I had stopped in the local bottle shop and spotted a name I haven’t seen on the shelf in a few years. It was North Coast Old Stock Ale. The last time I partook of an Old Stock was back in April of ’11 when I reviewed it here on the site. Those were the days where I wrote embellished prose to cover up my lack of experience. Hell, that review was enough to put you to sleep halfway through. But, we can’t change the past. We can only make excuses for it.
Old Stock Ale is made by the same fine folks who crank out Old Rasputin Russian Imperial Stout, a mainstay on shelves all over. It was one of those beers that I remember for being so big and tasty. Here it was again, available right down the street.
I was looking for a new one by Oskar Blues called Death By Coconut, but it was nowhere to be seen. The owner mentioned it was pretty hard to get in our area. Reviews of the beer are very high and many say it was like drinking a Mounds Bar. I settled for the Old Stock Ale because it was here now and that I was so impressed with it way back when.
After purchasing the beverage, I started to have qualms about what it would taste like 5 years later. Whether or not I would be considered running out of ideas for beers, and mostly, what if I got shitfaced drinking this beer and wake up with my face embedded in the keyboard. But I know my limitations. If the trip to the bathroom starts to go uphill, it’s time to quit.
I am always looking for some new taste or flavor in a beer and Old Stock may not be new, but it was something I had really liked in the past. I wondered if North Coast changed the recipe since ’11.
Old Stock Ale is brewed every year and the year is printed on the label (except for when I had it back in ’11.) The ABV varies slightly by a point or two either way but the gigantic taste remains the same over time.
With that being said, it’s time for me to stop drooling and start drinking. Here we go.
The beer poured with a nice brown color and brought up a one-finger head. Holding the glass up to the light showed that it had an underlying red tint, almost like raspberry. The aroma held a smell of dark malts waiting to attack.

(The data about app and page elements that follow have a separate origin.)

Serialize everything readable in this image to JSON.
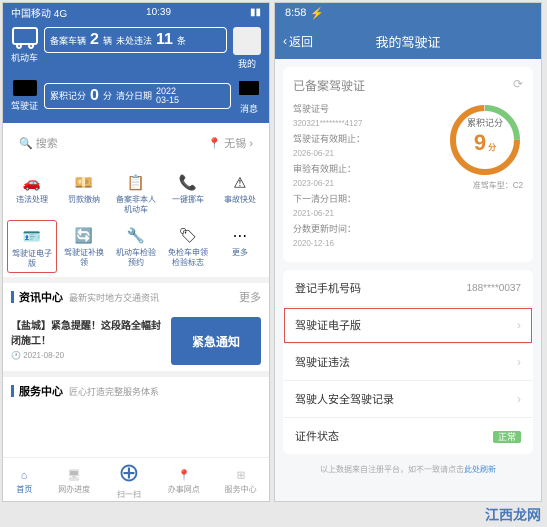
{
  "left": {
    "status": {
      "carrier": "中国移动",
      "net": "4G",
      "time": "10:39"
    },
    "header": {
      "car_label": "机动车",
      "stat1_a": "备案车辆",
      "stat1_av": "2",
      "stat1_b": "未处违法",
      "stat1_bv": "11",
      "stat1_unit": "辆",
      "profile": "我的",
      "lic_label": "驾驶证",
      "stat2_a": "累积记分",
      "stat2_av": "0",
      "stat2_b": "清分日期",
      "stat2_bv": "2022",
      "stat2_bv2": "03-15",
      "msg_label": "消息"
    },
    "search": {
      "placeholder": "搜索",
      "city": "无锡"
    },
    "grid": [
      {
        "label": "违法处理"
      },
      {
        "label": "罚款缴纳"
      },
      {
        "label": "备案非本人机动车"
      },
      {
        "label": "一键挪车"
      },
      {
        "label": "事故快处"
      },
      {
        "label": "驾驶证电子版",
        "hl": true
      },
      {
        "label": "驾驶证补换领"
      },
      {
        "label": "机动车检验预约"
      },
      {
        "label": "免检车申领检验标志"
      },
      {
        "label": "更多"
      }
    ],
    "news": {
      "sec": "资讯中心",
      "sub": "最新实时地方交通资讯",
      "more": "更多",
      "title": "【盐城】紧急提醒！这段路全幅封闭施工！",
      "date": "2021-08-20",
      "box": "紧急通知"
    },
    "service": {
      "sec": "服务中心",
      "sub": "匠心打造完整服务体系"
    },
    "tabs": [
      "首页",
      "网办进度",
      "扫一扫",
      "办事网点",
      "服务中心"
    ]
  },
  "right": {
    "status_time": "8:58",
    "nav": {
      "back": "返回",
      "title": "我的驾驶证"
    },
    "card": {
      "title": "已备案驾驶证",
      "lic_no_lbl": "驾驶证号",
      "lic_no": "320321********4127",
      "exp_lbl": "驾驶证有效期止：",
      "exp": "2026-06-21",
      "audit_lbl": "审验有效期止：",
      "audit": "2023-06-21",
      "next_lbl": "下一清分日期：",
      "next": "2021-06-21",
      "upd_lbl": "分数更新时间：",
      "upd": "2020-12-16",
      "ring_lbl": "累积记分",
      "ring_val": "9",
      "ring_unit": "分",
      "cartype": "准驾车型：C2"
    },
    "list": [
      {
        "label": "登记手机号码",
        "val": "188****0037"
      },
      {
        "label": "驾驶证电子版",
        "hl": true,
        "arrow": true
      },
      {
        "label": "驾驶证违法",
        "arrow": true
      },
      {
        "label": "驾驶人安全驾驶记录",
        "arrow": true
      },
      {
        "label": "证件状态",
        "badge": "正常"
      }
    ],
    "foot": {
      "text": "以上数据来自注册平台，如不一致请点击",
      "link": "此处刷新"
    }
  },
  "watermark": "江西龙网"
}
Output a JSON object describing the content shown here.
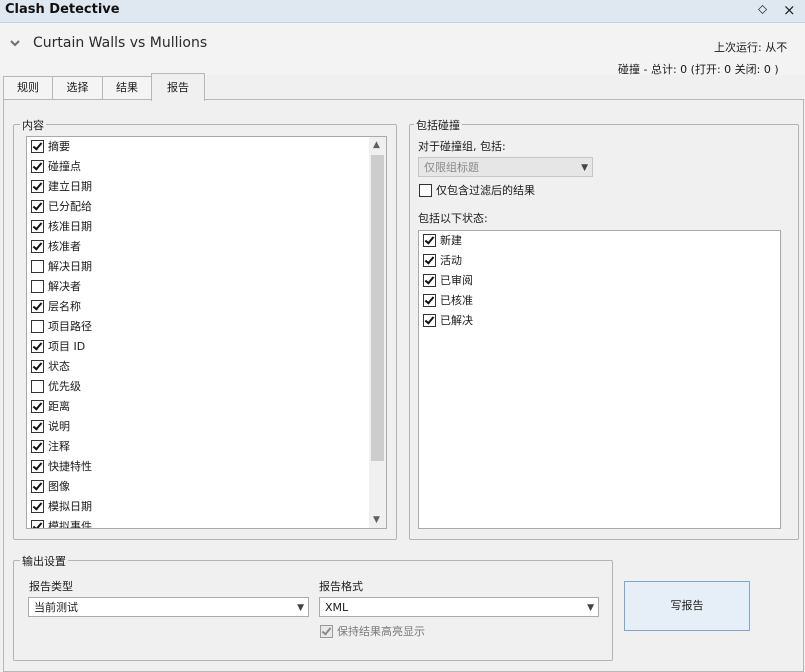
{
  "window": {
    "title": "Clash Detective",
    "pin_glyph": "⬦",
    "close_glyph": "×"
  },
  "test": {
    "name": "Curtain Walls vs Mullions",
    "last_run": "上次运行: 从不",
    "summary": "碰撞 - 总计: 0 (打开: 0 关闭: 0 )"
  },
  "tabs": [
    {
      "label": "规则"
    },
    {
      "label": "选择"
    },
    {
      "label": "结果"
    },
    {
      "label": "报告",
      "active": true
    }
  ],
  "contents": {
    "legend": "内容",
    "items": [
      {
        "label": "摘要",
        "checked": true
      },
      {
        "label": "碰撞点",
        "checked": true
      },
      {
        "label": "建立日期",
        "checked": true
      },
      {
        "label": "已分配给",
        "checked": true
      },
      {
        "label": "核准日期",
        "checked": true
      },
      {
        "label": "核准者",
        "checked": true
      },
      {
        "label": "解决日期",
        "checked": false
      },
      {
        "label": "解决者",
        "checked": false
      },
      {
        "label": "层名称",
        "checked": true
      },
      {
        "label": "项目路径",
        "checked": false
      },
      {
        "label": "项目 ID",
        "checked": true
      },
      {
        "label": "状态",
        "checked": true
      },
      {
        "label": "优先级",
        "checked": false
      },
      {
        "label": "距离",
        "checked": true
      },
      {
        "label": "说明",
        "checked": true
      },
      {
        "label": "注释",
        "checked": true
      },
      {
        "label": "快捷特性",
        "checked": true
      },
      {
        "label": "图像",
        "checked": true
      },
      {
        "label": "模拟日期",
        "checked": true
      },
      {
        "label": "模拟事件",
        "checked": true
      }
    ]
  },
  "include_clashes": {
    "legend": "包括碰撞",
    "group_label": "对于碰撞组, 包括:",
    "group_select": "仅限组标题",
    "filtered_only_label": "仅包含过滤后的结果",
    "filtered_only_checked": false,
    "status_label": "包括以下状态:",
    "statuses": [
      {
        "label": "新建",
        "checked": true
      },
      {
        "label": "活动",
        "checked": true
      },
      {
        "label": "已审阅",
        "checked": true
      },
      {
        "label": "已核准",
        "checked": true
      },
      {
        "label": "已解决",
        "checked": true
      }
    ]
  },
  "output": {
    "legend": "输出设置",
    "report_type_label": "报告类型",
    "report_type_value": "当前测试",
    "report_format_label": "报告格式",
    "report_format_value": "XML",
    "keep_highlight_label": "保持结果高亮显示",
    "keep_highlight_checked": true
  },
  "write_report_label": "写报告"
}
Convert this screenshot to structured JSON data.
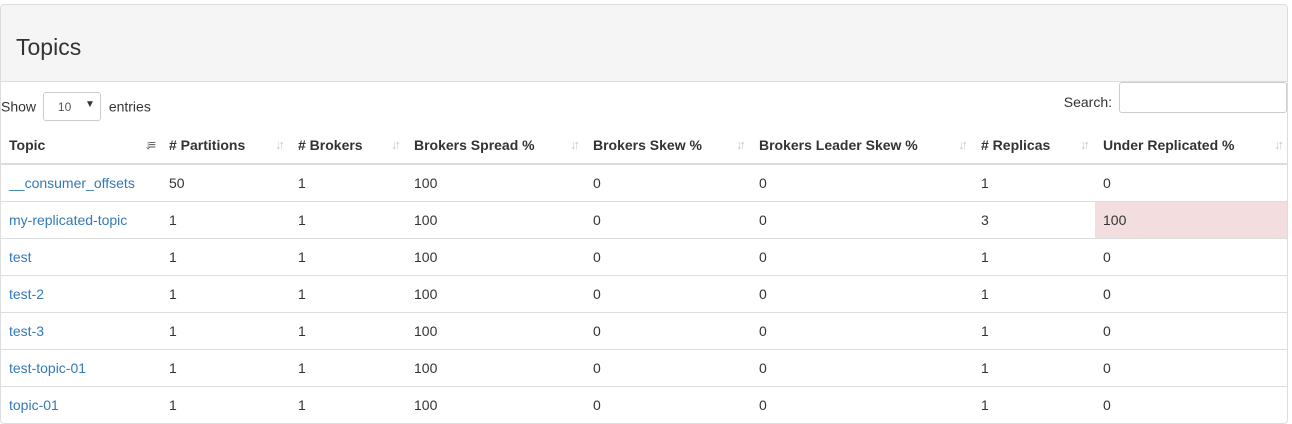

The head was gone before the first sip. And that first sip was a monster. Massive, huge tastes of dark malt with hints of baker’s chocolate and maybe some dark cherry way in the back. This was a big beer and it tasted like it.
The darkness had no roasty flavors at all and therefore didn’t taste like an imperial stout. This was an imperial ale, just a massive taste with a ton of dark malt and some nice sweetness all around.
There was also no resemblance to a Belgian quad. The tastes are similar, but this old ale is a bit rough like the freshly cut surface of an oak plank.
The closest comparison would be to an American barleywine but in our example today, the hop flavors are subdued and can’t be tasted. Old Stock Ale fits perfectly into the English Old Ale style of beer which is similar to a barleywine, only with less hops. Test some Old Stock against Bigfoot barleywine and you’ll get the idea.
Alcohol is not so much tasted as it felt in the gut. The heat kicked on slightly at the beginning. It was pretty much expected with this beer weighing in at 11.8% alcohol. The potency of this beer should be seriously considered before purchasing it. I’d say that Old Stock Ale is a beer that should be shared and not pounded down after a hard day at work.
Old Stock is a perfect candidate for cellar aging. After a few years, the rough cut edges would be considerably smoothed and the taste character will change for the better. If you can afford it, get 2 four-packs. One goes away to be aged while the other one is enjoyed with a friend or two. Keep some standing by for those massive snow days where the city shuts down. It’d be your winter warmer.
Style: Old Ale – also here.
Taste: Huge. Massive malt dosage, sweetness and some mystery tastes within.
Smoothness: A bit of a twinge at the swallow.
Drinkability: This is a slow sipper. Slow is the word for this beer.
Bang for the buck: Nominal for the taste experience.
Amount paid: $12.99 per four-pack of 12-ounce bottles.
Get it again? Yes, next year if I can find it.
Wife’s all-encompassing opinion: Cloudy. Looks kinda like tea. (sniff) Yeast. Caramelly. (sip) Ughck! Oh. I dunno what that is. Burnt caramel? (sip) Yeah, I don’t care for that at all. Ack! (She ran into the kitchen for a bowl of chocolate ice cream with pecans. I’d say we set the stage.)
The story of North Coast Brewing Co. [3:33]